**DATA FOR PROCESSING**
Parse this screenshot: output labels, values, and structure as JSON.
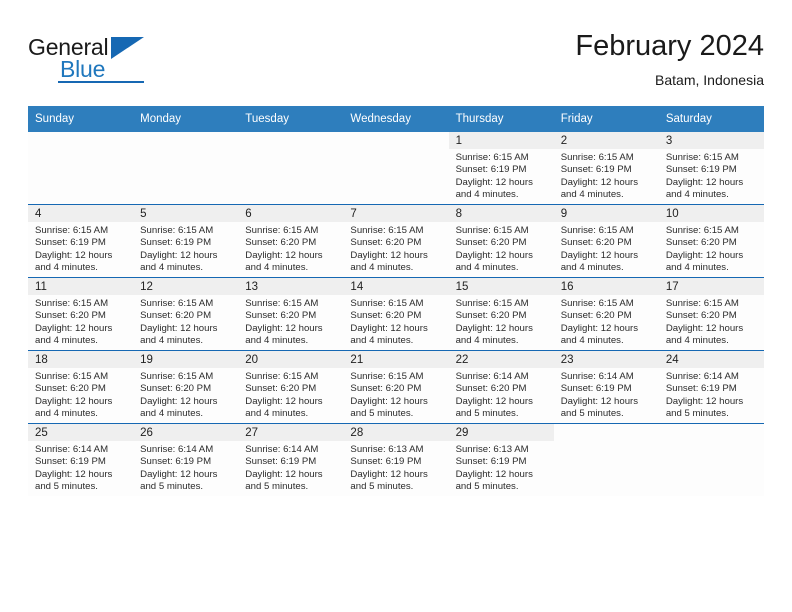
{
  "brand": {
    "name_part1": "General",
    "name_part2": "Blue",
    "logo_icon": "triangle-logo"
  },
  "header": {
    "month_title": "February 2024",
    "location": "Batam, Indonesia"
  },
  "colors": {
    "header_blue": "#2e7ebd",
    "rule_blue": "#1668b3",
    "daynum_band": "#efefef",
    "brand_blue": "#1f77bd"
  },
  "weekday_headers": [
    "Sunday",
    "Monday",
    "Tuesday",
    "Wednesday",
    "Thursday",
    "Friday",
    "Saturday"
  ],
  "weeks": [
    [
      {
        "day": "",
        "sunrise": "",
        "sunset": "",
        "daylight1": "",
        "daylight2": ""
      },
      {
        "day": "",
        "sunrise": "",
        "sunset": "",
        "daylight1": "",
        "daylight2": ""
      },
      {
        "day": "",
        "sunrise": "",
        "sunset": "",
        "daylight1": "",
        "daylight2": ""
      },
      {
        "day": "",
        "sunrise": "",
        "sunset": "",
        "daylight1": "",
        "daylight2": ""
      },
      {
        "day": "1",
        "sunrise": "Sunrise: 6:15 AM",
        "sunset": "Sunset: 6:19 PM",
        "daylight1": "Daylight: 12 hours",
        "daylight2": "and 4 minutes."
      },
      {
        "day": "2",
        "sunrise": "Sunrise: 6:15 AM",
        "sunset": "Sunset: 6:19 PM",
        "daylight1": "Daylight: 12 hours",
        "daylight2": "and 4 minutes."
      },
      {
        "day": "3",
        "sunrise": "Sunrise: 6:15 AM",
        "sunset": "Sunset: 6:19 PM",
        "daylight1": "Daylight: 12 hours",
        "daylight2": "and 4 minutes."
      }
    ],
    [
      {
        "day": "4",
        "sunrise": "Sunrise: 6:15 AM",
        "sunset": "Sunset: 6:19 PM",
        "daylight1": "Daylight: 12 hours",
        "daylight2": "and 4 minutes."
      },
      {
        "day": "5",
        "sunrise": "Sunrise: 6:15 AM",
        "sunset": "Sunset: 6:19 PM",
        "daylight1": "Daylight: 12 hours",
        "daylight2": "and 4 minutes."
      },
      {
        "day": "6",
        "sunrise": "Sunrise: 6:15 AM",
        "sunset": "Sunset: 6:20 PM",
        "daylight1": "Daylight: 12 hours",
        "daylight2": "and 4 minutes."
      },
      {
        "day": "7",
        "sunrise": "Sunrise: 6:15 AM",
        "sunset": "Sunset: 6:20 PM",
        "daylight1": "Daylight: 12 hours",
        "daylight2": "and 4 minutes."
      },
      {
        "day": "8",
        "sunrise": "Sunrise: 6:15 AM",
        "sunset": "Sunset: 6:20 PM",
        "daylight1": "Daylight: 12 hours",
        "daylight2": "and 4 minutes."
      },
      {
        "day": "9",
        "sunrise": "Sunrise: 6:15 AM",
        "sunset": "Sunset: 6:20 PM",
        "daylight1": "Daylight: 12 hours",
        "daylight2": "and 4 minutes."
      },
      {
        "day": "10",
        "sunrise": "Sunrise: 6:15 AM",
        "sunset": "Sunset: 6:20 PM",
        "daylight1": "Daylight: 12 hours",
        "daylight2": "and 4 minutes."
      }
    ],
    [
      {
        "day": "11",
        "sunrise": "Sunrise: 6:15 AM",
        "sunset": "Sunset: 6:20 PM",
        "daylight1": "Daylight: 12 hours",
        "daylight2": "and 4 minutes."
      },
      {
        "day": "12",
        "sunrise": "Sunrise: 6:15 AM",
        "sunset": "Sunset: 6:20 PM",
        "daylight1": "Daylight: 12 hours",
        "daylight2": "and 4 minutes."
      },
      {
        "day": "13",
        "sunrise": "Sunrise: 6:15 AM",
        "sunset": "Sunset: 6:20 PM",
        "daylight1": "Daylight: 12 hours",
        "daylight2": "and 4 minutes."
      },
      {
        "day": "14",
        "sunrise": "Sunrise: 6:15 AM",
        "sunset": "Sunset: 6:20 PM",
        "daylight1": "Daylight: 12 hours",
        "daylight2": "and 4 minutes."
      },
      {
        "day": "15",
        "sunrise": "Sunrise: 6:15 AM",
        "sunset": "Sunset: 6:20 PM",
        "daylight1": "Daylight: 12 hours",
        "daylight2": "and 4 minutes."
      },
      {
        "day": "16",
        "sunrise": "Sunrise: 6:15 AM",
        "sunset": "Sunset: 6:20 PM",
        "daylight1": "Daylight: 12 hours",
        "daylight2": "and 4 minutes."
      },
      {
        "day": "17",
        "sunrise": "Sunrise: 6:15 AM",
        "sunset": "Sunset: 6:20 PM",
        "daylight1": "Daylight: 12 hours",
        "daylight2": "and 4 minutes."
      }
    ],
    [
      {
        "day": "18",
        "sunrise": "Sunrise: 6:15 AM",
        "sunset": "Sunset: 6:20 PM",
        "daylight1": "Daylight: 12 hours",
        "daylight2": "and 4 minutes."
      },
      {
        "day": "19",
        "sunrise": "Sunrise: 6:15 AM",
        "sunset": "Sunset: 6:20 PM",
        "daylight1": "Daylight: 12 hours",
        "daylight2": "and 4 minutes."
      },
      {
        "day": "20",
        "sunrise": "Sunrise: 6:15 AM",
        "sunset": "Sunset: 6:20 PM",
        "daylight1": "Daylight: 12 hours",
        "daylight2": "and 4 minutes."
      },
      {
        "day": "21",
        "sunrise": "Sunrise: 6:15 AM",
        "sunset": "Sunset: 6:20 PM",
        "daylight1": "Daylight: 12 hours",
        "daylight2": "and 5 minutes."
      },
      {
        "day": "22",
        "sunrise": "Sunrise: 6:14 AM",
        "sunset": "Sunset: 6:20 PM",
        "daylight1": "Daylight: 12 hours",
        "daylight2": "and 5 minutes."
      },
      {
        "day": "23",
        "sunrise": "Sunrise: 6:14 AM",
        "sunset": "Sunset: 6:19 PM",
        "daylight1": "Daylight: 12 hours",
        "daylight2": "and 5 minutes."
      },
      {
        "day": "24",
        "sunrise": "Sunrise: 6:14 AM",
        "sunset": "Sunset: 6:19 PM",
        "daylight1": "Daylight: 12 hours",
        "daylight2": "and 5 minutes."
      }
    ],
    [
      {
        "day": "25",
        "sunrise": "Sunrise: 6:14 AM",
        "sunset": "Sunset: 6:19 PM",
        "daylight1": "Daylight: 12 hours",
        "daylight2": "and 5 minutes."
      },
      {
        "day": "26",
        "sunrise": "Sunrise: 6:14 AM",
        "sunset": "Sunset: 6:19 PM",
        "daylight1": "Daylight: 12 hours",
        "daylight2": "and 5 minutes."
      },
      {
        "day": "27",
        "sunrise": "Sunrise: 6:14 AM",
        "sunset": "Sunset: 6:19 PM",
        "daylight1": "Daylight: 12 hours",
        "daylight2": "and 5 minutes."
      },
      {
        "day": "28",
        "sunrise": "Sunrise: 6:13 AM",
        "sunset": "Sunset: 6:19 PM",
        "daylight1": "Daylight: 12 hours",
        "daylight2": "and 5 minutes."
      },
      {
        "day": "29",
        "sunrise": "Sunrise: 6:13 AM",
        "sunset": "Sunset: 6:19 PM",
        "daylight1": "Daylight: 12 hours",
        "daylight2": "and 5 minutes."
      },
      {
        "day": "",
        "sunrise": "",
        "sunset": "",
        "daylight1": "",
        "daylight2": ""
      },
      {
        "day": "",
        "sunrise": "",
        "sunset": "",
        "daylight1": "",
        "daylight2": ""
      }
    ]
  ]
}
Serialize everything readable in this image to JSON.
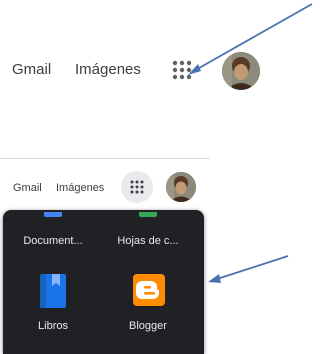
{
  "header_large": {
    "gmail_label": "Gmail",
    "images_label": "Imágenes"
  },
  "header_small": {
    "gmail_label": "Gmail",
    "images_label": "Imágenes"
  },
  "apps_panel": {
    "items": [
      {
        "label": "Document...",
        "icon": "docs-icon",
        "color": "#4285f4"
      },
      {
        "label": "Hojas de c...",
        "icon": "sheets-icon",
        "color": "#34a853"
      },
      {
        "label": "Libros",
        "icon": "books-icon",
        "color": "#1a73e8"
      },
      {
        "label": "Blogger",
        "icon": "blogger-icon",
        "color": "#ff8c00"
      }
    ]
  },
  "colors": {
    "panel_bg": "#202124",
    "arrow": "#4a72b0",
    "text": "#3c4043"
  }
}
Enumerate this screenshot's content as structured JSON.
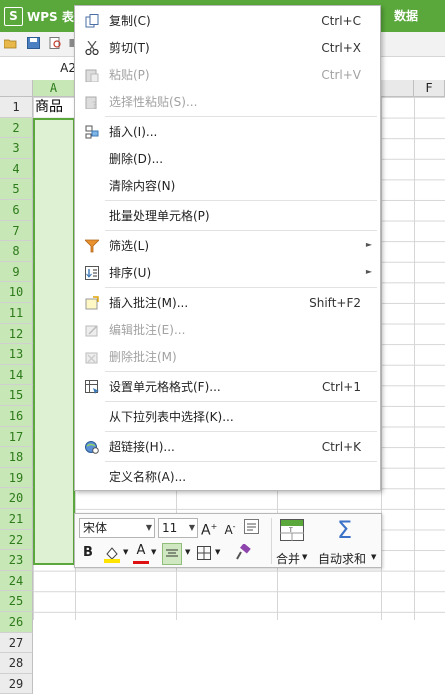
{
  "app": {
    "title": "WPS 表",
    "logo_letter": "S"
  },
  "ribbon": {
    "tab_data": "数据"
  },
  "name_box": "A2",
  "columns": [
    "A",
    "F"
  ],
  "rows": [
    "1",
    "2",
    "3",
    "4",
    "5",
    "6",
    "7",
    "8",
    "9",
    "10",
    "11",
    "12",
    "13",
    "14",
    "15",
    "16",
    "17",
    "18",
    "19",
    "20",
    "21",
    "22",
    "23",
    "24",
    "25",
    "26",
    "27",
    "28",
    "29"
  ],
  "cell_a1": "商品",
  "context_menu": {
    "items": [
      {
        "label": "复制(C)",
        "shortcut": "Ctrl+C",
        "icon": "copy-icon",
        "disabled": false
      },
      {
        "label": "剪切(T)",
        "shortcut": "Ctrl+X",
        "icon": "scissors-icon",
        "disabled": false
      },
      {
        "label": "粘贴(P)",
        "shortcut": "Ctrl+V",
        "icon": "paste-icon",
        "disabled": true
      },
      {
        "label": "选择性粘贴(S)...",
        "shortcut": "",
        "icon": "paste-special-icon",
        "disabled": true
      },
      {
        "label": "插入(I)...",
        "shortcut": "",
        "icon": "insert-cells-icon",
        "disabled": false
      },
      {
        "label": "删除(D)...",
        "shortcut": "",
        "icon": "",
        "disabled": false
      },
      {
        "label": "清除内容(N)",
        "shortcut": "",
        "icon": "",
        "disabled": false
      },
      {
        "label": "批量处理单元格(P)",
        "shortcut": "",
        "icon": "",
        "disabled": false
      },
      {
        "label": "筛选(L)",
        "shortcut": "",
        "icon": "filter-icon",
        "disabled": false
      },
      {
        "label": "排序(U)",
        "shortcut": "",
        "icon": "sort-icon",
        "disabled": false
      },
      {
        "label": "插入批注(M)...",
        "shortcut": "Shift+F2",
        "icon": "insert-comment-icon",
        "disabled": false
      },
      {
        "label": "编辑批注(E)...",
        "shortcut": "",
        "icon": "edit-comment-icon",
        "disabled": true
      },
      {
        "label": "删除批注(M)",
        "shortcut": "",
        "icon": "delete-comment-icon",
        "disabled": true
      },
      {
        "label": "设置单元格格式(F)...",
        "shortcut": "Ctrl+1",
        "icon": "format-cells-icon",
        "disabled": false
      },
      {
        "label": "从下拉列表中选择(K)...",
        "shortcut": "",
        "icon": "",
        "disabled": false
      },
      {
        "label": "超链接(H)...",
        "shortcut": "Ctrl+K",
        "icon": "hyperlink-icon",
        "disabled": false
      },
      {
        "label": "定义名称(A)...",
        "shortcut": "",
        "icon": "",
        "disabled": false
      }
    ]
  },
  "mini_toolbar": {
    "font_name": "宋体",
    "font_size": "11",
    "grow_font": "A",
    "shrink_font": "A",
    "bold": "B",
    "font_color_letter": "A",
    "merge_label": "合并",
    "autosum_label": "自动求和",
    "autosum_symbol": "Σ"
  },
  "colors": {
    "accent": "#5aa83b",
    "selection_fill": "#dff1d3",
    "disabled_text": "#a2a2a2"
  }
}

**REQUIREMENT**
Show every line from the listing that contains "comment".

**ANSWER SPACE**
        "icon": "insert-comment-icon",
        "icon": "edit-comment-icon",
        "icon": "delete-comment-icon",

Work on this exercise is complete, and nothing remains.